State, as a bare number, how many lines below contain "para".

Interface dataset entries

++++++

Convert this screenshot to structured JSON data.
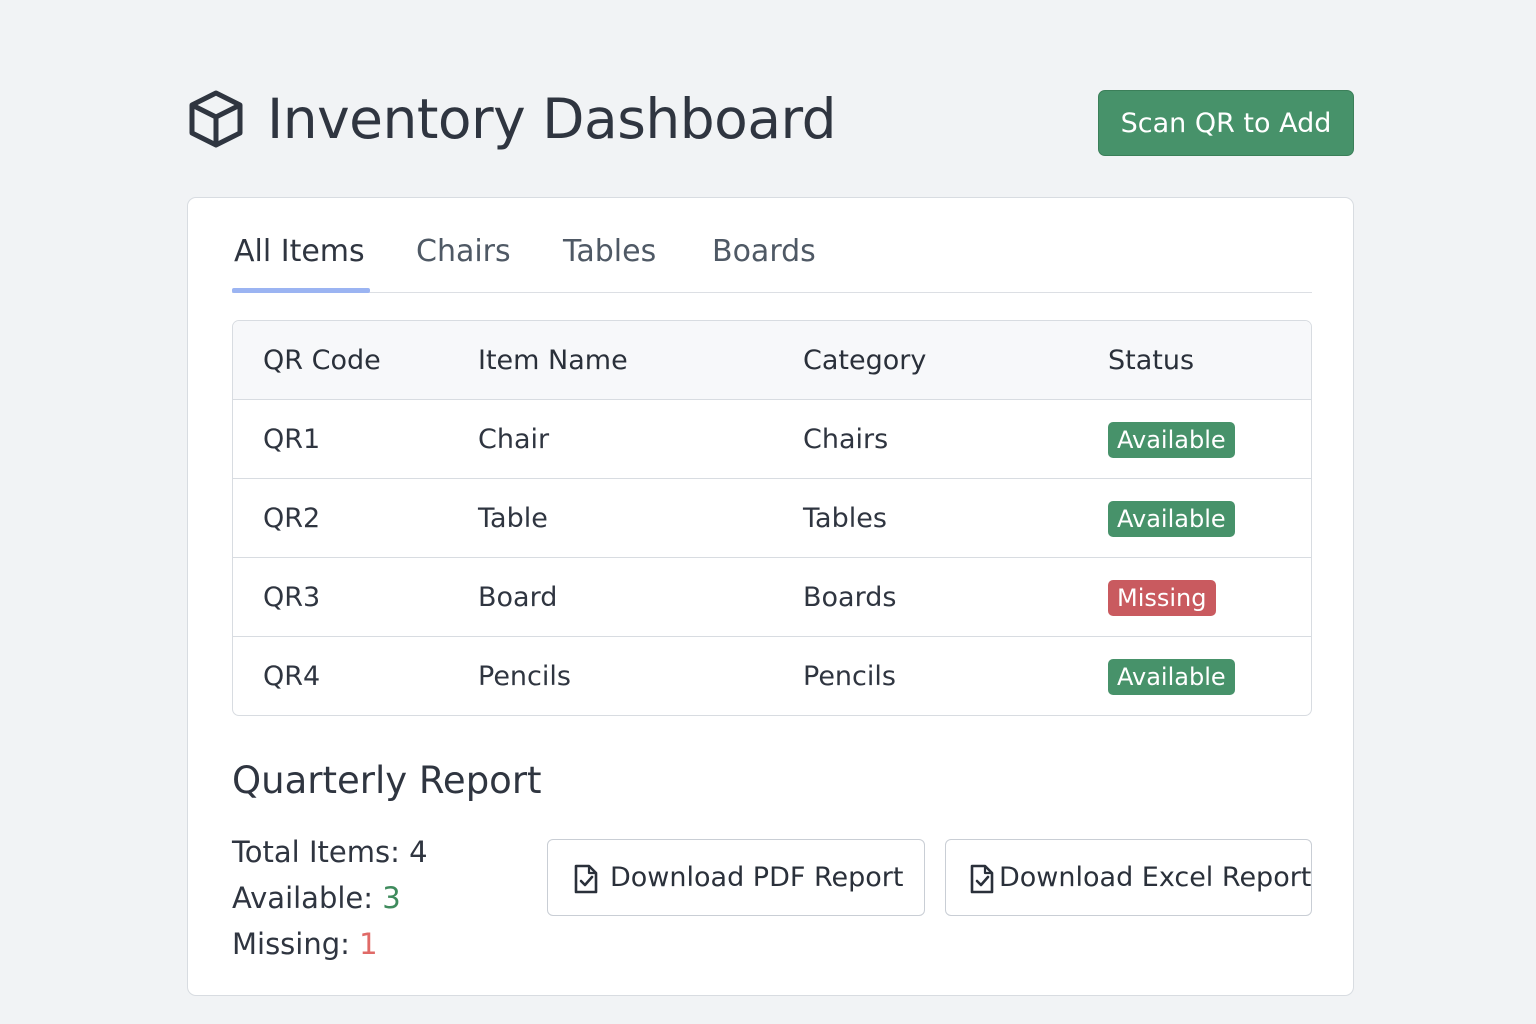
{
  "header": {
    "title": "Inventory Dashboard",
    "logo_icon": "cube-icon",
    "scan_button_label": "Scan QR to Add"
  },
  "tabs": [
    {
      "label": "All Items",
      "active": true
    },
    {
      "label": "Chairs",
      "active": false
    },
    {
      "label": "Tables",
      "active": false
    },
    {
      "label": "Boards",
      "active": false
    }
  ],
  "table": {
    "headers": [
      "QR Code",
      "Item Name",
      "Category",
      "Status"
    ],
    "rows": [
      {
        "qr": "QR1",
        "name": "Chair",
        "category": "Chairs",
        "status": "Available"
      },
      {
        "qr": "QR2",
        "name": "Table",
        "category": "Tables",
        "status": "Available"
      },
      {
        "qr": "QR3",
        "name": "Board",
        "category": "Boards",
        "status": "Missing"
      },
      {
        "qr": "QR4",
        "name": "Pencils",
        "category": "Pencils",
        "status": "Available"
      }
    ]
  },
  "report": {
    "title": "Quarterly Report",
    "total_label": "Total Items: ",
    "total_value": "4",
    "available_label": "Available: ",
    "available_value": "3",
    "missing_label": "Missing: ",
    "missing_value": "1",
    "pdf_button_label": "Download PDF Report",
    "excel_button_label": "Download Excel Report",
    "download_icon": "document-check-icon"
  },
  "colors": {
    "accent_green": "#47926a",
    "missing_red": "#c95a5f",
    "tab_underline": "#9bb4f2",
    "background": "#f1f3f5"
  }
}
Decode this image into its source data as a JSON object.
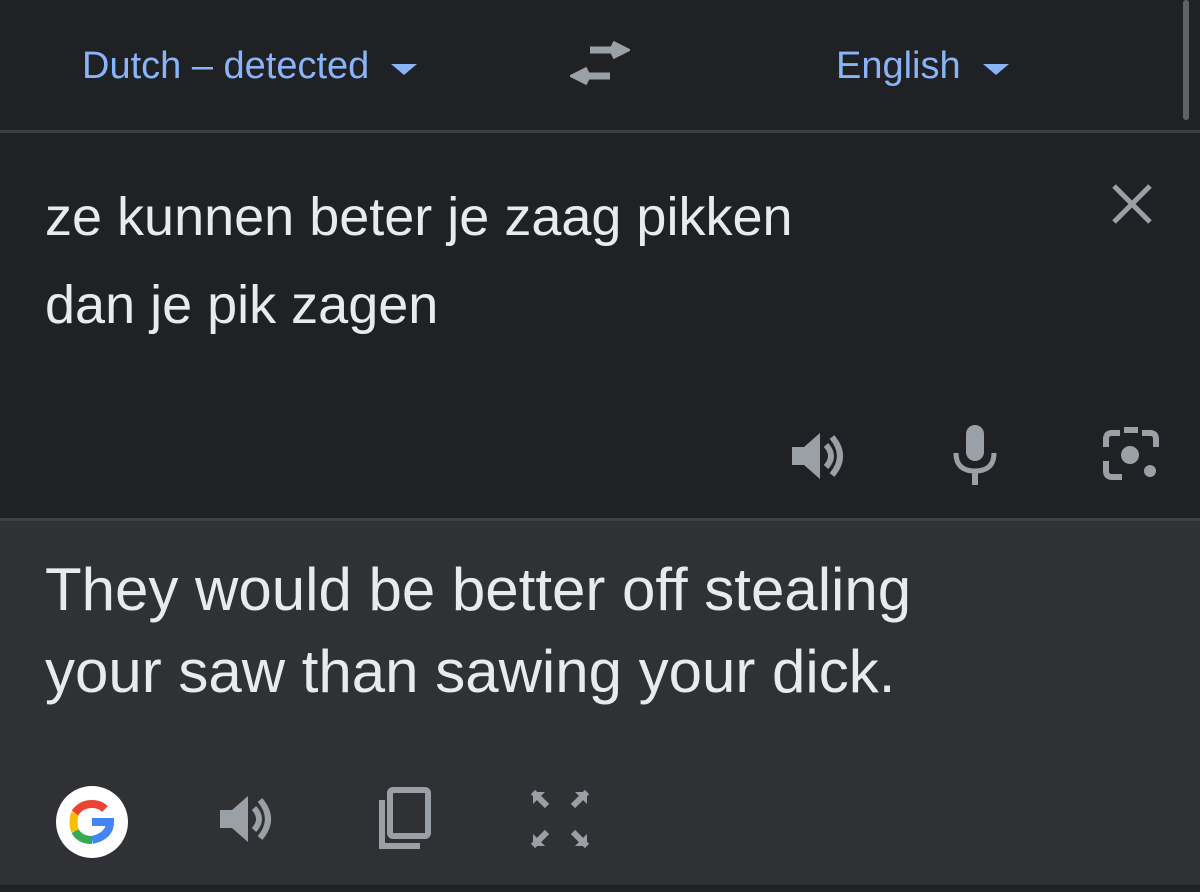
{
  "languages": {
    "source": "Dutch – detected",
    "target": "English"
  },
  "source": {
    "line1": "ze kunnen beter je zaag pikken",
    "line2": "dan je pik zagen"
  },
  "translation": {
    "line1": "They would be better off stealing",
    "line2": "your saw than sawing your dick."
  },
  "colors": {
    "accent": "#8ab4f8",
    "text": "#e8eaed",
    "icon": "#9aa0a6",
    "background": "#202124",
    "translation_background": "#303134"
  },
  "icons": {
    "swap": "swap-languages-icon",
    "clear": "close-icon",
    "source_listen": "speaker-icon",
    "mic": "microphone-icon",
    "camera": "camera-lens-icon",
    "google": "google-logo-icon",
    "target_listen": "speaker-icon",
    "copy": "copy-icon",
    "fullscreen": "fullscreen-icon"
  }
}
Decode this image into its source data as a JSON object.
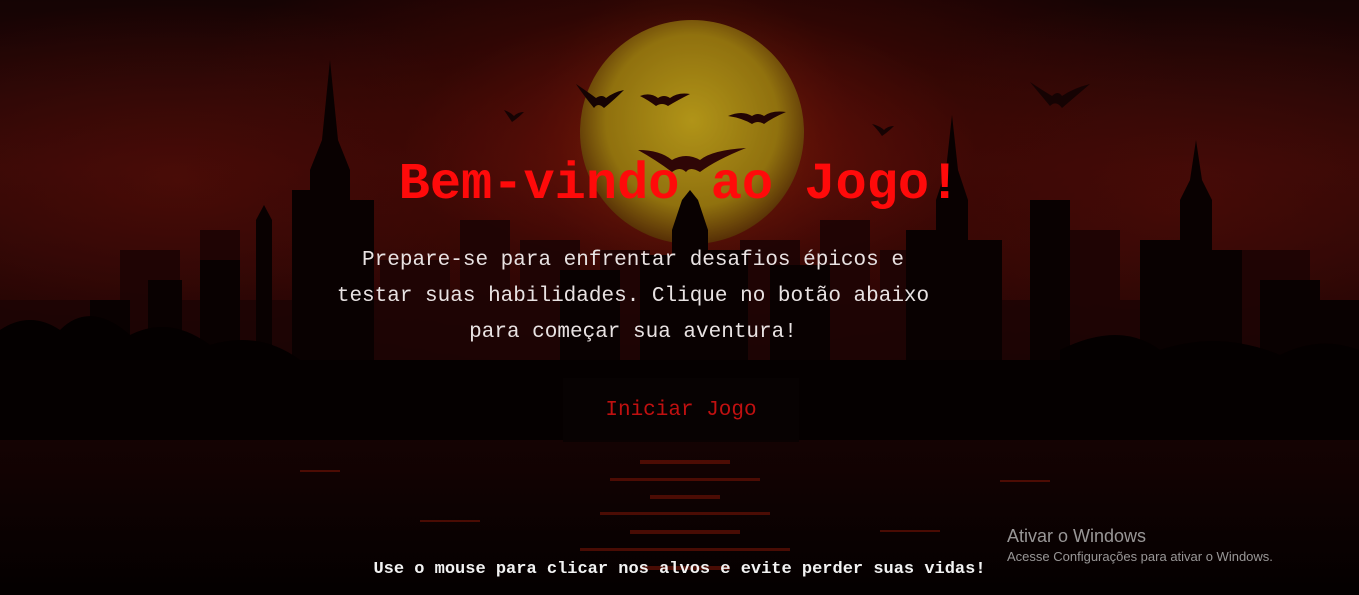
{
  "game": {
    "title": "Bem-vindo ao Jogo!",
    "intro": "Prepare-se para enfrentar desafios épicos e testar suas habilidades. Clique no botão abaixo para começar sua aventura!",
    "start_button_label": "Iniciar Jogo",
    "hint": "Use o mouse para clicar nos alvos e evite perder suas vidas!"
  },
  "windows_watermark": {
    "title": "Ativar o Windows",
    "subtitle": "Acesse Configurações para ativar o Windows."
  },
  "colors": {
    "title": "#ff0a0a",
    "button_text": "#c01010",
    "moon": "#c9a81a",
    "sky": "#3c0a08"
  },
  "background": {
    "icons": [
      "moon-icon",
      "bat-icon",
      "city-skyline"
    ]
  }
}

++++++

## SOLUTION TO THE EXERCISE
3